Christianity is about Grace, and the language of Grace is the language of gifting; giving and receiving. God comes to Mary with a gift – the honoured role of being the Mother of Christ – and she received it. Her reception of this gift was not naive, not unconsidered or free of queries, but in the end her reception of this role was joyful and humble.

The giving and receiving are both necessary for God’s unforceful grace to operate as intended. All sorts of gift giving can be distorted by various forms of forcefulness or rejection: Christmas presents, sex, money, power, etc. Whenever they are not freely given and freely received, the process of Grace is hindered. Gifts are not forced, or they cease to be gifts. A gift must be given freely, without promise of repayment. Likewise, if a gift is not received, the action of giving is hindered. A gift must be received freely, without a sense of needing to balance the score of giving or earn the gift.

May we, may I, like Mary, say “Let it be”, say “yes”, in glad reception of God’s gifts to us. And, as Jesus taught us, may the freedom of our giving to others reflect how freely we have received those gifts.

giving birth to life

In the most mysterious of all paradoxes, God seems to be the sort of God who – almost always – waits for our permission and cooperation to act in our lives.  The One who said ‘Let there be’ and gave birth to the life-cycle of all creation, will not force the divine life into ours without us agreeing to it with our ‘let it be’.  The One whose ‘Yes’ created all things, bends down to listen and wait for our own ‘yes’.

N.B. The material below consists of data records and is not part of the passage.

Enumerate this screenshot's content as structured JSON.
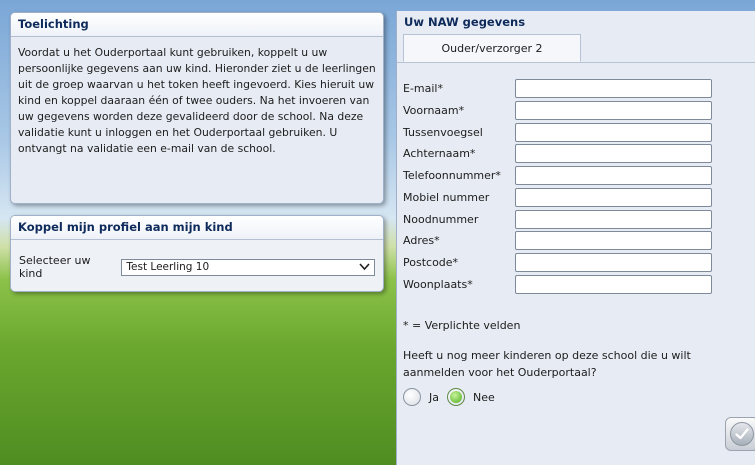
{
  "toelichting": {
    "title": "Toelichting",
    "body": "Voordat u het Ouderportaal kunt gebruiken, koppelt u uw persoonlijke gegevens aan uw kind. Hieronder ziet u de leerlingen uit de groep waarvan u het token heeft ingevoerd. Kies hieruit uw kind en koppel daaraan één of twee ouders. Na het invoeren van uw gegevens worden deze gevalideerd door de school. Na deze validatie kunt u inloggen en het Ouderportaal gebruiken. U ontvangt na validatie een e-mail van de school."
  },
  "koppel": {
    "title": "Koppel mijn profiel aan mijn kind",
    "select_label": "Selecteer uw kind",
    "selected_child": "Test Leerling 10"
  },
  "naw": {
    "title": "Uw NAW gegevens",
    "tab": "Ouder/verzorger 2",
    "fields": [
      {
        "label": "E-mail*",
        "value": ""
      },
      {
        "label": "Voornaam*",
        "value": ""
      },
      {
        "label": "Tussenvoegsel",
        "value": ""
      },
      {
        "label": "Achternaam*",
        "value": ""
      },
      {
        "label": "Telefoonnummer*",
        "value": ""
      },
      {
        "label": "Mobiel nummer",
        "value": ""
      },
      {
        "label": "Noodnummer",
        "value": ""
      },
      {
        "label": "Adres*",
        "value": ""
      },
      {
        "label": "Postcode*",
        "value": ""
      },
      {
        "label": "Woonplaats*",
        "value": ""
      }
    ],
    "required_note": "* = Verplichte velden",
    "question": "Heeft u nog meer kinderen op deze school die u wilt aanmelden voor het Ouderportaal?",
    "options": {
      "ja": "Ja",
      "nee": "Nee"
    },
    "selected_option": "Nee"
  },
  "icons": {
    "select": "chevron-down-icon",
    "submit": "checkmark-icon"
  }
}
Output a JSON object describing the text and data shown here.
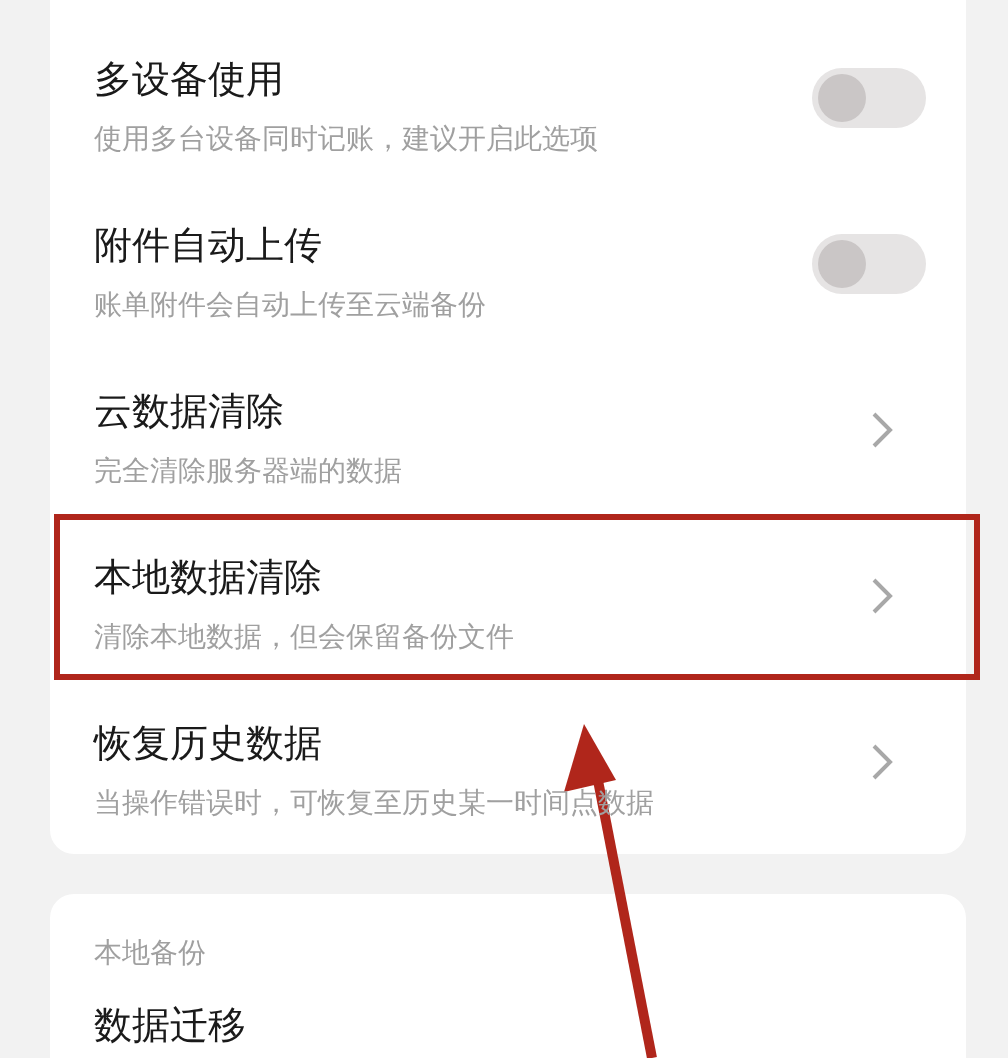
{
  "settings_rows": [
    {
      "kind": "toggle",
      "title": "多设备使用",
      "subtitle": "使用多台设备同时记账，建议开启此选项",
      "on": false,
      "highlighted": false
    },
    {
      "kind": "toggle",
      "title": "附件自动上传",
      "subtitle": "账单附件会自动上传至云端备份",
      "on": false,
      "highlighted": false
    },
    {
      "kind": "link",
      "title": "云数据清除",
      "subtitle": "完全清除服务器端的数据",
      "highlighted": false
    },
    {
      "kind": "link",
      "title": "本地数据清除",
      "subtitle": "清除本地数据，但会保留备份文件",
      "highlighted": true
    },
    {
      "kind": "link",
      "title": "恢复历史数据",
      "subtitle": "当操作错误时，可恢复至历史某一时间点数据",
      "highlighted": false
    }
  ],
  "local_backup": {
    "header": "本地备份",
    "rows": [
      {
        "title": "数据迁移"
      }
    ]
  }
}
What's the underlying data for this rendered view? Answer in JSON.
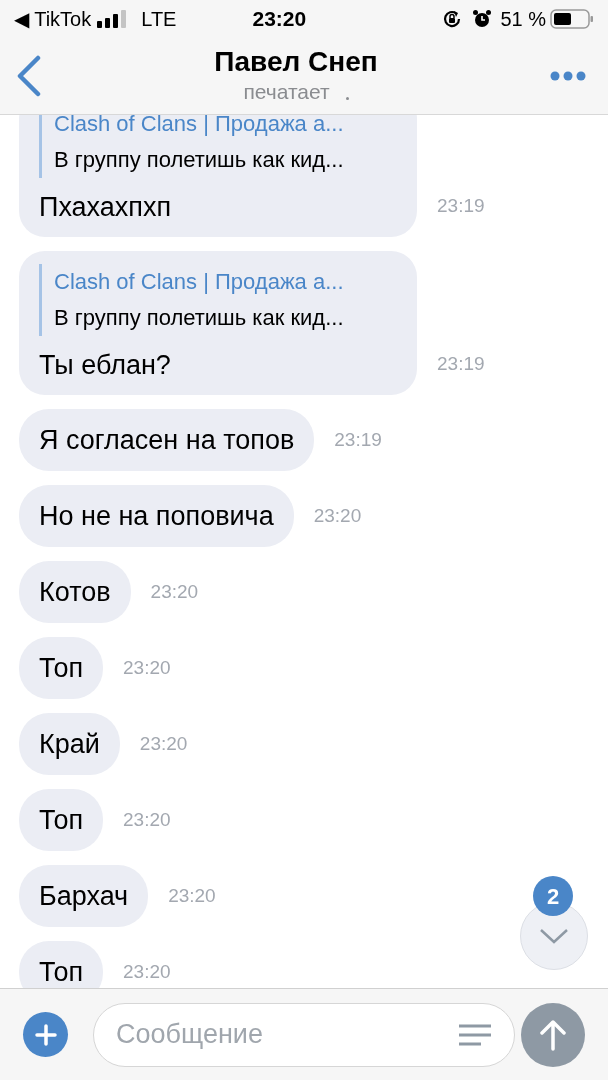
{
  "status_bar": {
    "back_app": "◀ TikTok",
    "network": "LTE",
    "time": "23:20",
    "battery_percent": "51 %"
  },
  "header": {
    "title": "Павел Снеп",
    "subtitle": "печатает"
  },
  "messages": [
    {
      "kind": "reply",
      "quote_title": "Clash of Clans | Продажа а...",
      "quote_text": "В группу полетишь как кид...",
      "text": "Пхахахпхп",
      "time": "23:19"
    },
    {
      "kind": "reply",
      "quote_title": "Clash of Clans | Продажа а...",
      "quote_text": "В группу полетишь как кид...",
      "text": "Ты еблан?",
      "time": "23:19"
    },
    {
      "kind": "text",
      "text": "Я согласен на топов",
      "time": "23:19"
    },
    {
      "kind": "text",
      "text": "Но не на поповича",
      "time": "23:20"
    },
    {
      "kind": "text",
      "text": "Котов",
      "time": "23:20"
    },
    {
      "kind": "text",
      "text": "Топ",
      "time": "23:20"
    },
    {
      "kind": "text",
      "text": "Край",
      "time": "23:20"
    },
    {
      "kind": "text",
      "text": "Топ",
      "time": "23:20"
    },
    {
      "kind": "text",
      "text": "Бархач",
      "time": "23:20"
    },
    {
      "kind": "text",
      "text": "Топ",
      "time": "23:20"
    }
  ],
  "scroll_down": {
    "badge": "2"
  },
  "composer": {
    "placeholder": "Сообщение"
  }
}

The holy and mild infant Jesus grew up and shaped his own moral life under the watchful and loving instruction of Mary, who, with her assertive and affirmative response to God, “Let it be unto me according to your will”, stands as the figurehead of human openness to the divine will.  The example of his human mother, mingling with the Spirit of his divine father, enabled him to finally in that fatal garden, utter these eternal words of assertive submission, giving life – in the shadow of the reality of death! – to his and our world: “Not my will, but yours be done.”